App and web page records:
---------------
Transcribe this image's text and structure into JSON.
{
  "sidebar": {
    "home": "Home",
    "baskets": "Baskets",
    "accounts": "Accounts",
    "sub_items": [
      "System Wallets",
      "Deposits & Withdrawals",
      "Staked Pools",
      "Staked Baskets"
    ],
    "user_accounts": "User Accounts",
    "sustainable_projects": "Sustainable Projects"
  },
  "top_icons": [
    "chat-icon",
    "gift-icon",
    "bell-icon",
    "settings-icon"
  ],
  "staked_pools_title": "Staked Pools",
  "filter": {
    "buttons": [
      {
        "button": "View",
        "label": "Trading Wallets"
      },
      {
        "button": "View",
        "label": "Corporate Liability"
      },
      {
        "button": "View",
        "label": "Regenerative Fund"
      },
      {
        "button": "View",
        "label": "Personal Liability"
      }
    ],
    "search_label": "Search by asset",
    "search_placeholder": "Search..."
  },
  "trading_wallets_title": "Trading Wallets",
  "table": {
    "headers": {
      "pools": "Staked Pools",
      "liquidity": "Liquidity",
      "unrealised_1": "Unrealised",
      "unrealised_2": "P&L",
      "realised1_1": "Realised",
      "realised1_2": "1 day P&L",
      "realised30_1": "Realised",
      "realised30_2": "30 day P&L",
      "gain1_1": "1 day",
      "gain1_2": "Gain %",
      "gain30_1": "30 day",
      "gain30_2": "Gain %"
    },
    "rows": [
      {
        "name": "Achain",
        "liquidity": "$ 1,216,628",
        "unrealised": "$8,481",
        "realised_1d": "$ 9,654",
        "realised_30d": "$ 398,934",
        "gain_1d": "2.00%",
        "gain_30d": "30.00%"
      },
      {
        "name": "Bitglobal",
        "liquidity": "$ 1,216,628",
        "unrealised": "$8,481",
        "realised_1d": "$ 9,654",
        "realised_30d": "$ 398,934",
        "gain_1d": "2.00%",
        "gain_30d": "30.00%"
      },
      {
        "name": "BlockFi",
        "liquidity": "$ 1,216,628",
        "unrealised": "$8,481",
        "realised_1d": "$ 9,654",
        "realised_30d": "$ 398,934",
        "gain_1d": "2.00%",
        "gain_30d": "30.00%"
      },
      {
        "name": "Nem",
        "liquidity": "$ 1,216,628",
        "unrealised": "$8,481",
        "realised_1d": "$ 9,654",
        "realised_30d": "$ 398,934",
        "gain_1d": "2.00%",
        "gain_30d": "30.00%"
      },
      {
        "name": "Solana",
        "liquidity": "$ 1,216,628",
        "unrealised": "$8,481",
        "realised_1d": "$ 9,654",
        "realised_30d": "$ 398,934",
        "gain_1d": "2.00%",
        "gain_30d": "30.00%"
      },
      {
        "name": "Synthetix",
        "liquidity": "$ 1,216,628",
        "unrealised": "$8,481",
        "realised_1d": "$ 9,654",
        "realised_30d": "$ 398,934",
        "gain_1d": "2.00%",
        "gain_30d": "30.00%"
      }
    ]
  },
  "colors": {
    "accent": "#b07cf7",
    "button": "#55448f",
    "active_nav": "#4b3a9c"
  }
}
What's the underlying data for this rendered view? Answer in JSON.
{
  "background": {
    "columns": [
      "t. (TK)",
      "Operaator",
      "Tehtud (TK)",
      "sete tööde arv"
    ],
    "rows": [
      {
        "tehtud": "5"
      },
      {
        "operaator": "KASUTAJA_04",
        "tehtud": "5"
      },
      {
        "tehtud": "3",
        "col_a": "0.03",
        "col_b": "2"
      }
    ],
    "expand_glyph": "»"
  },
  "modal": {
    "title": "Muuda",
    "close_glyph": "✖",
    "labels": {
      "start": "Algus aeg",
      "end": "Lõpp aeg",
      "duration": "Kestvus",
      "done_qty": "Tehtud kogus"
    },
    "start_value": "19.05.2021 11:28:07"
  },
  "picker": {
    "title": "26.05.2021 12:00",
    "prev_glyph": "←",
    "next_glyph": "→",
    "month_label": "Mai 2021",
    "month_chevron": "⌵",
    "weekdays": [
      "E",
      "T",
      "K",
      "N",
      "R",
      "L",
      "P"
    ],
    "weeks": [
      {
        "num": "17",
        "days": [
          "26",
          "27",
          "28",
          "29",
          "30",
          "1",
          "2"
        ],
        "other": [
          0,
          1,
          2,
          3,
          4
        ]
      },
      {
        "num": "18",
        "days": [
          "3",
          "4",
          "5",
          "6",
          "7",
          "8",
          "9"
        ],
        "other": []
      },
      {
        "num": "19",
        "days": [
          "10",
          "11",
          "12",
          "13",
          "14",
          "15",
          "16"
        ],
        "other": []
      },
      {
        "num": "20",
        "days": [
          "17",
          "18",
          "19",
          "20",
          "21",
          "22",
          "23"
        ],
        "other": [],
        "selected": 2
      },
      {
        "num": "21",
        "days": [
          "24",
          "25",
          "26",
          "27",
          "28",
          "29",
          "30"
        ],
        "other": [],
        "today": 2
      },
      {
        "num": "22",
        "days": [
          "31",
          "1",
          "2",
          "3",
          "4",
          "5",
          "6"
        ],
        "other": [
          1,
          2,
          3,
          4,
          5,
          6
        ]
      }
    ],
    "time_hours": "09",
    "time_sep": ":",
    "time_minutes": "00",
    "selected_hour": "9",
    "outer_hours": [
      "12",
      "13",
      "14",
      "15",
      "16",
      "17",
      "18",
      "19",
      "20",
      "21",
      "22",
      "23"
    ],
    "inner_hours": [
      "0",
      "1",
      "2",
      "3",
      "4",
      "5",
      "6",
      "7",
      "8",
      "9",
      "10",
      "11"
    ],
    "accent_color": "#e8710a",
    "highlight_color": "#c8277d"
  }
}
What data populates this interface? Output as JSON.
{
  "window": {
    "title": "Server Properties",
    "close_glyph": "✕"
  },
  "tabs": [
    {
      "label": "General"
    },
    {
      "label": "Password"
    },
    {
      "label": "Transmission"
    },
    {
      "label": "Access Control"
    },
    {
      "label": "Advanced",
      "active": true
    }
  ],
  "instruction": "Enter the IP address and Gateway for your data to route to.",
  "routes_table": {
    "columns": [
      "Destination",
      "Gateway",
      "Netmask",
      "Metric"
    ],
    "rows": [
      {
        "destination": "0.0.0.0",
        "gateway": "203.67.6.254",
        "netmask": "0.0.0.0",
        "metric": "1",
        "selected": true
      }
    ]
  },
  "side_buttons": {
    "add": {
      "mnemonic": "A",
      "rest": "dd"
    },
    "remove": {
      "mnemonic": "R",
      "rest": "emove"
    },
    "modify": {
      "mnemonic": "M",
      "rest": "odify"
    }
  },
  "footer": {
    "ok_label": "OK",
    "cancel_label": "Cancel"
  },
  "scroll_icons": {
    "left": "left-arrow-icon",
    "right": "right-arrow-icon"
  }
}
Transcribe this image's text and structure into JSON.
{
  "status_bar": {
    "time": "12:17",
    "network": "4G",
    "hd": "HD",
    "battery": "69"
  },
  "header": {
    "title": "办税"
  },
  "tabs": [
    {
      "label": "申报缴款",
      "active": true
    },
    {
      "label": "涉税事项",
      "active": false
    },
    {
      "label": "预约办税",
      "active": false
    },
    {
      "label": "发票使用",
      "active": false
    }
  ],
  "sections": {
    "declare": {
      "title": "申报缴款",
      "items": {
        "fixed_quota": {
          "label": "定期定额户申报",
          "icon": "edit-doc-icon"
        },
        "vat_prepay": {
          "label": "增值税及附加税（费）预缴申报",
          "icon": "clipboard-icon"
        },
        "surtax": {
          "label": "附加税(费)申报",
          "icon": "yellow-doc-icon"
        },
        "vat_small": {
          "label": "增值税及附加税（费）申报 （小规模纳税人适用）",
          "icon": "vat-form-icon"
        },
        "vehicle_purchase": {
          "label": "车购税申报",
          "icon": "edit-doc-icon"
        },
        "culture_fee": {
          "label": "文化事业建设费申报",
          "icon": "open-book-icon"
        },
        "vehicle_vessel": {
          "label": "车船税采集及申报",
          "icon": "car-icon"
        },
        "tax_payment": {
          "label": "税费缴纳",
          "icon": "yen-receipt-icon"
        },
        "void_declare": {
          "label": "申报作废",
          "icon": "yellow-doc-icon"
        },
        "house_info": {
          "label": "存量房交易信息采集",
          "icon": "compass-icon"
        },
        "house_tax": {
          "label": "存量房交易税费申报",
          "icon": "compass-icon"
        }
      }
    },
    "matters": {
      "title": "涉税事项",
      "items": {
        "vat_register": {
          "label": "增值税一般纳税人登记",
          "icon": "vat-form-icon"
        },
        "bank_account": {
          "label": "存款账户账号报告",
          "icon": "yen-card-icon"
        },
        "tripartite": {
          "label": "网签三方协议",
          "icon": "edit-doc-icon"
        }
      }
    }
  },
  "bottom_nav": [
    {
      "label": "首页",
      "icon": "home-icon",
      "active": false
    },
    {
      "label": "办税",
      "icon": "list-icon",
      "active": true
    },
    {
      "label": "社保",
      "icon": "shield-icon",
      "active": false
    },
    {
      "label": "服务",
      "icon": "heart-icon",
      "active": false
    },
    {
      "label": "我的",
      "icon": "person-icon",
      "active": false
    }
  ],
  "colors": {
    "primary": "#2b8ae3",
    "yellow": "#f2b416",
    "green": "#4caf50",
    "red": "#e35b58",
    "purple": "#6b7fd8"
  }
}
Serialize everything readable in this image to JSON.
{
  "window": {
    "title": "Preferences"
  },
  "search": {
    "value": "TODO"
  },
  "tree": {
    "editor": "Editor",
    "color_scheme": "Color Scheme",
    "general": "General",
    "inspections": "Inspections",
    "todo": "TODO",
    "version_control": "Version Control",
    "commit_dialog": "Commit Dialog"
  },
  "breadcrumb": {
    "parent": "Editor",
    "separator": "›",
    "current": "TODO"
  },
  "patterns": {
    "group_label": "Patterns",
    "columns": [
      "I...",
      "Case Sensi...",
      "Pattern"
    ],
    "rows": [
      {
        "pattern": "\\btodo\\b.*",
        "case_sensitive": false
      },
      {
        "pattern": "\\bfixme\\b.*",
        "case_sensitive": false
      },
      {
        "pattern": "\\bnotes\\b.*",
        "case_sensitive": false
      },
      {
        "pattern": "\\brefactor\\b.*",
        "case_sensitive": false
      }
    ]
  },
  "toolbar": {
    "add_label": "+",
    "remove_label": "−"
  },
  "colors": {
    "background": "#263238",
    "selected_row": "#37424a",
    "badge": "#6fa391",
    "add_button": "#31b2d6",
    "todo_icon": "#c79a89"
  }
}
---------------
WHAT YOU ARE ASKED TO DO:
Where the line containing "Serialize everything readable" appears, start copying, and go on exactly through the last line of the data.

SOLUTION:
Serialize everything readable in this image to JSON.
{
  "window": {
    "title": "Preferences"
  },
  "search": {
    "value": "TODO"
  },
  "tree": {
    "editor": "Editor",
    "color_scheme": "Color Scheme",
    "general": "General",
    "inspections": "Inspections",
    "todo": "TODO",
    "version_control": "Version Control",
    "commit_dialog": "Commit Dialog"
  },
  "breadcrumb": {
    "parent": "Editor",
    "separator": "›",
    "current": "TODO"
  },
  "patterns": {
    "group_label": "Patterns",
    "columns": [
      "I...",
      "Case Sensi...",
      "Pattern"
    ],
    "rows": [
      {
        "pattern": "\\btodo\\b.*",
        "case_sensitive": false
      },
      {
        "pattern": "\\bfixme\\b.*",
        "case_sensitive": false
      },
      {
        "pattern": "\\bnotes\\b.*",
        "case_sensitive": false
      },
      {
        "pattern": "\\brefactor\\b.*",
        "case_sensitive": false
      }
    ]
  },
  "toolbar": {
    "add_label": "+",
    "remove_label": "−"
  },
  "colors": {
    "background": "#263238",
    "selected_row": "#37424a",
    "badge": "#6fa391",
    "add_button": "#31b2d6",
    "todo_icon": "#c79a89"
  }
}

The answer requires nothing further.